··· Records provided
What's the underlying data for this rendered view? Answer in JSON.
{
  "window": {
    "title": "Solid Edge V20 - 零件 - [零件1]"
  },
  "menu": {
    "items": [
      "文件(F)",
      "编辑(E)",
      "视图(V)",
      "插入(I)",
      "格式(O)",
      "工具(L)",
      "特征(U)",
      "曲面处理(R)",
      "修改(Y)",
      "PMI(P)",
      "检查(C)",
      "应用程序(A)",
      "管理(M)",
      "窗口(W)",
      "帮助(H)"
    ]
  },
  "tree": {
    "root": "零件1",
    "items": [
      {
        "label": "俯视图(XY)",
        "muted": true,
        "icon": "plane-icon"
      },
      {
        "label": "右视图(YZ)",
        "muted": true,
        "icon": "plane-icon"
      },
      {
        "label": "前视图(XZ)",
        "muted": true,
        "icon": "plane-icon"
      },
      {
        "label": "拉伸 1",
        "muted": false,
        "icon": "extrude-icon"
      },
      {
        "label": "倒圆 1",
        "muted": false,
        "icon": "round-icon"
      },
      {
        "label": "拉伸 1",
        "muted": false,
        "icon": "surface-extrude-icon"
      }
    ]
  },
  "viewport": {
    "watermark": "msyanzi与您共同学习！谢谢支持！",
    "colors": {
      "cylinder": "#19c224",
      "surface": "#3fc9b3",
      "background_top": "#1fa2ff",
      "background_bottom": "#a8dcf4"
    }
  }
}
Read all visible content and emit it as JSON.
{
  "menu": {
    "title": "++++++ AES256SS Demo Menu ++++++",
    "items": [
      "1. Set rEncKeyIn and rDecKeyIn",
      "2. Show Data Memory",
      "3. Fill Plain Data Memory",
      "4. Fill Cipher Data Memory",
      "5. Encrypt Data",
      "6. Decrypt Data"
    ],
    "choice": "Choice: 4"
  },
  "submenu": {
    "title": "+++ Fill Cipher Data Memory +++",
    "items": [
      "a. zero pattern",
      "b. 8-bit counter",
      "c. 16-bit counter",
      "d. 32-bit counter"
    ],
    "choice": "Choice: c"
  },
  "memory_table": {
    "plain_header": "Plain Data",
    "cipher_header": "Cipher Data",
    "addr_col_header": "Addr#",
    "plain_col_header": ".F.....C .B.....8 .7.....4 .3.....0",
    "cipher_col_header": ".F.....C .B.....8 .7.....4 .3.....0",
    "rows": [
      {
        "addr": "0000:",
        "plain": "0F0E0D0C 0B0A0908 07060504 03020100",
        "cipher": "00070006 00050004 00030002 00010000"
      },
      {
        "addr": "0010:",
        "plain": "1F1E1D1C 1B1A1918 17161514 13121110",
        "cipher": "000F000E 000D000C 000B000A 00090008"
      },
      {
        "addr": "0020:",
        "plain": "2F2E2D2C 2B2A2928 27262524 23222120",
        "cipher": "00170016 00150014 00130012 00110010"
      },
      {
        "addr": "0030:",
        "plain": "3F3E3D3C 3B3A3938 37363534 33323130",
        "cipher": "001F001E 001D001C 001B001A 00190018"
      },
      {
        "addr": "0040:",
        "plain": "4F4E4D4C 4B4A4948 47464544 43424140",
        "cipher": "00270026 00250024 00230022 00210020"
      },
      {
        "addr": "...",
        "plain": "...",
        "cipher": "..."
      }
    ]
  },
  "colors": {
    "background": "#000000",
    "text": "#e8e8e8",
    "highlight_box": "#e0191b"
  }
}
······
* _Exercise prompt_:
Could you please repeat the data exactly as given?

* _Response box_:
What's the underlying data for this rendered view? Answer in JSON.
{
  "window": {
    "title": "Solid Edge V20 - 零件 - [零件1]"
  },
  "menu": {
    "items": [
      "文件(F)",
      "编辑(E)",
      "视图(V)",
      "插入(I)",
      "格式(O)",
      "工具(L)",
      "特征(U)",
      "曲面处理(R)",
      "修改(Y)",
      "PMI(P)",
      "检查(C)",
      "应用程序(A)",
      "管理(M)",
      "窗口(W)",
      "帮助(H)"
    ]
  },
  "tree": {
    "root": "零件1",
    "items": [
      {
        "label": "俯视图(XY)",
        "muted": true,
        "icon": "plane-icon"
      },
      {
        "label": "右视图(YZ)",
        "muted": true,
        "icon": "plane-icon"
      },
      {
        "label": "前视图(XZ)",
        "muted": true,
        "icon": "plane-icon"
      },
      {
        "label": "拉伸 1",
        "muted": false,
        "icon": "extrude-icon"
      },
      {
        "label": "倒圆 1",
        "muted": false,
        "icon": "round-icon"
      },
      {
        "label": "拉伸 1",
        "muted": false,
        "icon": "surface-extrude-icon"
      }
    ]
  },
  "viewport": {
    "watermark": "msyanzi与您共同学习！谢谢支持！",
    "colors": {
      "cylinder": "#19c224",
      "surface": "#3fc9b3",
      "background_top": "#1fa2ff",
      "background_bottom": "#a8dcf4"
    }
  }
}
Read all visible content and emit it as JSON.
{
  "menu": {
    "title": "++++++ AES256SS Demo Menu ++++++",
    "items": [
      "1. Set rEncKeyIn and rDecKeyIn",
      "2. Show Data Memory",
      "3. Fill Plain Data Memory",
      "4. Fill Cipher Data Memory",
      "5. Encrypt Data",
      "6. Decrypt Data"
    ],
    "choice": "Choice: 4"
  },
  "submenu": {
    "title": "+++ Fill Cipher Data Memory +++",
    "items": [
      "a. zero pattern",
      "b. 8-bit counter",
      "c. 16-bit counter",
      "d. 32-bit counter"
    ],
    "choice": "Choice: c"
  },
  "memory_table": {
    "plain_header": "Plain Data",
    "cipher_header": "Cipher Data",
    "addr_col_header": "Addr#",
    "plain_col_header": ".F.....C .B.....8 .7.....4 .3.....0",
    "cipher_col_header": ".F.....C .B.....8 .7.....4 .3.....0",
    "rows": [
      {
        "addr": "0000:",
        "plain": "0F0E0D0C 0B0A0908 07060504 03020100",
        "cipher": "00070006 00050004 00030002 00010000"
      },
      {
        "addr": "0010:",
        "plain": "1F1E1D1C 1B1A1918 17161514 13121110",
        "cipher": "000F000E 000D000C 000B000A 00090008"
      },
      {
        "addr": "0020:",
        "plain": "2F2E2D2C 2B2A2928 27262524 23222120",
        "cipher": "00170016 00150014 00130012 00110010"
      },
      {
        "addr": "0030:",
        "plain": "3F3E3D3C 3B3A3938 37363534 33323130",
        "cipher": "001F001E 001D001C 001B001A 00190018"
      },
      {
        "addr": "0040:",
        "plain": "4F4E4D4C 4B4A4948 47464544 43424140",
        "cipher": "00270026 00250024 00230022 00210020"
      },
      {
        "addr": "...",
        "plain": "...",
        "cipher": "..."
      }
    ]
  },
  "colors": {
    "background": "#000000",
    "text": "#e8e8e8",
    "highlight_box": "#e0191b"
  }
}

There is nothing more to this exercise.